Grose commended the Hawks, guests and the parks board staff for their help in searching for the poachers.
“The Hawks acted swiftly and there are even private people who have offered the use of their helicopters to help apprehend the murderers,” he said.
“These are professional syndicates who have conducted a well-orchestrated attack on our rhinos.
“This is now a national crisis and everyone needs to unite to stop these senseless, brutal killings.”
The KwaZulu-Natal Department of Agriculture, Environmental Affairs and Rural Development said yesterday they would not be taking the incident lying down.
“We are now going to fight fire with fire. There is going to be a no-nonsense approach to these criminals,” said its spokesman, Jeffrey Zikhali.
“The department has already intensified its plan to stop these international syndicates using our locals to get their hands on our precious rhinos. Our guards patrolling the game reserves are armed as they need to firstly save the lives of the rhinos and secondly protect themselves. Let this be a warning to all poachers that our security will not waste time with these criminals.”
The numbers of rhinos poached has increased dramatically over the years. In 2010, the country lost 333 of the animals; in 2011, it lost 448 and in 2012, it lost 668.
The figures jumped to 1 004 last year.
As of last Wednesday, the Department of Water and Environmental Affairs said the number of rhino deaths from poaching already stood at 376 – 40 more than the total number lost in 2010.
The latest killings bring the total killed this year to 378.
Statistics show that KZN has so far lost 37 rhinos, only one less than the total number lost in 2010.
The Kruger National Park has been hit the hardest this year with 245 rhinos poached, while Limpopo lost 39.
In the Free State four were killed and in Gauteng, three.
Across the country, 106 people have been arrested for rhino poaching-related offences since January 1, including 28 in KZN – the second highest after the 45 arrested at Kruger National Park.
Dart guns are easy to get
The SA Veterinary Association’s Dr Gerhard Steenkamp said that the guns used in this type of incident were quite common and easy to come by.
“Dart guns unfortunately do not require a licence and therefore they are freely available on the market, even though they are quite expensive.”

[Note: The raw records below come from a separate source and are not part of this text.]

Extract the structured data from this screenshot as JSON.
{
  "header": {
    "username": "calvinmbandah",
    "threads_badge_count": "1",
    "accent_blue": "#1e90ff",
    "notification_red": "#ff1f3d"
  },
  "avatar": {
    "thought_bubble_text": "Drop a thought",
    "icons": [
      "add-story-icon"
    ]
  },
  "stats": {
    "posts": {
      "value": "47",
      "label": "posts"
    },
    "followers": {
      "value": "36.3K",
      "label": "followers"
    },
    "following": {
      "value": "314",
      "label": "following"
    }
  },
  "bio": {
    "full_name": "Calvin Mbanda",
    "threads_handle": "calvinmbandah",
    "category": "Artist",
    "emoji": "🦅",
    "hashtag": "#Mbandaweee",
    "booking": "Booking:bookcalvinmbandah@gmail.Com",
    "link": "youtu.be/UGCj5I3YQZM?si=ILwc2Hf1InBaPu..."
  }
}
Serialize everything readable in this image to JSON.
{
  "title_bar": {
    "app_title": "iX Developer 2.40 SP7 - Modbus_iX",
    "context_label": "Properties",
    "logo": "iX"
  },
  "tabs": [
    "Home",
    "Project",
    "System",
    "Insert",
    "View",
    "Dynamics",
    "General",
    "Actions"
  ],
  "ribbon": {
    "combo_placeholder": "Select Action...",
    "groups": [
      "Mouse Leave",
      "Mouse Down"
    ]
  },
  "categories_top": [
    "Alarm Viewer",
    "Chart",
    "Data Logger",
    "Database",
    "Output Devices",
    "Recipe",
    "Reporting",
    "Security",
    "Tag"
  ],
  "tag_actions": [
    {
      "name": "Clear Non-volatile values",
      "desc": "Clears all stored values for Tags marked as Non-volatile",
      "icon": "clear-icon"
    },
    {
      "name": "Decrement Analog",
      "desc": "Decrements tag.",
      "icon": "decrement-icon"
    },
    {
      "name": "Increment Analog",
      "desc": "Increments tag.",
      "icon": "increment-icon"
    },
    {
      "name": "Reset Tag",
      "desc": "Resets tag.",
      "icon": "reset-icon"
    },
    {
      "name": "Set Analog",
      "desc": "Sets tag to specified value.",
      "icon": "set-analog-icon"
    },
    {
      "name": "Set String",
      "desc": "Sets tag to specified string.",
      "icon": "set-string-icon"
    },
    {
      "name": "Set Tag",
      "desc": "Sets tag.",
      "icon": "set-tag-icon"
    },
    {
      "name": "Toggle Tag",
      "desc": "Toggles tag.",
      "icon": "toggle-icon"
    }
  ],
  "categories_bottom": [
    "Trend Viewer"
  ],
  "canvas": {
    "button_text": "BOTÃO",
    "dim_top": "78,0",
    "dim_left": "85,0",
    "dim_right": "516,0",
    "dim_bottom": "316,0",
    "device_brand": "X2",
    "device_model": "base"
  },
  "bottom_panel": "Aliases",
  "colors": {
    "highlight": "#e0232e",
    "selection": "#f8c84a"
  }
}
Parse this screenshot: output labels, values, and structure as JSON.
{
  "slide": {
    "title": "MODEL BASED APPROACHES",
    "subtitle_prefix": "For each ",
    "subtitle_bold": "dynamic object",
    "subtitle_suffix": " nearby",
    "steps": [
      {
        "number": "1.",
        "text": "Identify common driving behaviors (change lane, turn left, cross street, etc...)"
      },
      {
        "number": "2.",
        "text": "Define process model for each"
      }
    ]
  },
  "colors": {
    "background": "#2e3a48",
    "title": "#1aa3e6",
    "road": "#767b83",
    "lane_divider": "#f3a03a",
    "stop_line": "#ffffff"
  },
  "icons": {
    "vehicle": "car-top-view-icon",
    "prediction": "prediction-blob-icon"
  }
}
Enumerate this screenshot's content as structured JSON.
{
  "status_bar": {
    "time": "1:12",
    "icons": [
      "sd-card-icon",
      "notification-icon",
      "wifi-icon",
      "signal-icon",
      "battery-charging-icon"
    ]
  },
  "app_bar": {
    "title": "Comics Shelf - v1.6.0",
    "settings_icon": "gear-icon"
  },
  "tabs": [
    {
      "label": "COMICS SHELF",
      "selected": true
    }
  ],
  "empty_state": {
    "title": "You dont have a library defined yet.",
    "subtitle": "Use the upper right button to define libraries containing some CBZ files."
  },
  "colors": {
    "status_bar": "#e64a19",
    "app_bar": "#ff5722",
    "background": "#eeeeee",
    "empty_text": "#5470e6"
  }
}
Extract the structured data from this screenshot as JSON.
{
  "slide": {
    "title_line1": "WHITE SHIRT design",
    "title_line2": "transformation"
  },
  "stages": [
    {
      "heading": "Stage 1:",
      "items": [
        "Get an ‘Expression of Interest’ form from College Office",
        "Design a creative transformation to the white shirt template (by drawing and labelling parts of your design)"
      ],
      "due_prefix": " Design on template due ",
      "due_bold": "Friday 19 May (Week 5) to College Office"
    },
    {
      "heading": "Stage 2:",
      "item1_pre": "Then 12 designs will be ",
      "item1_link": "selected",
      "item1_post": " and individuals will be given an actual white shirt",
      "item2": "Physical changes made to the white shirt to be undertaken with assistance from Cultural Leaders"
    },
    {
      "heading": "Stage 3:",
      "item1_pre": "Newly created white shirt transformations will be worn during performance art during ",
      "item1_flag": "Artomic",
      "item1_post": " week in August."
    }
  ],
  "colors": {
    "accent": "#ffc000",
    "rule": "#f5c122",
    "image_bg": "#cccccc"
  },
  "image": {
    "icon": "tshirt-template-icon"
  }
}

The drugs, he said, were difficult to name without testing: “We do not know which drugs were used in this specific incident. The drugs that are normally used by vets for the immobilisation of rhinos, are (closely monitored) and are under Schedule 6.” He said vets had to administer it themselves and prescribe the drug to a client for them to use.
“Unless we get the darts tested for residues we can only speculate that some kind of opioid mixture must have been used.”
Opioids resemble morphine.
He agreed that the group was well-organised and had probably been planning the shooting for months.
“Dart guns are not that heavy and a skilled hunter will be able to approach a rhino without the animal knowing, close enough to dart them.“
If the correct drugs were used and an antidote was given, the effect on the animal was negligible.
“If not reversed the animals can develop lung oedema (fluid in the lungs) and may die from this. Furthermore, these animals are very heavy and if they are lying for a long time on one side or leg, there is the danger of that area not getting sufficient oxygen, which may cause serious complications, even death.” – Kamcilla Pillay
Hawks adjusting to poaching methods
Both the Eastern Cape and North West provinces had also seen instances of darting late last year, said Hawks spokesman Captain Paul Ramaloko.
“We’ve had to adjust our approach to this new modus operandi. This is the first instance of it that we’ve seen this year nationally.”
He said that he did not want to reveal details of these efforts so as not to alert poaching syndicates: “There could be one or more syndicates involved. We are investigating how far these networks go.”
He said that the Hawks knew what kind of drug was typically used, but did not want to reveal the details.
“We don’t want to give others ideas.”
The Hawks suspected that the group was well organised and included the skills of a medical professional.
Ramaloko could not comment on the type of getaway vehicle used as investigations were still continuing. – Kamcilla Pillay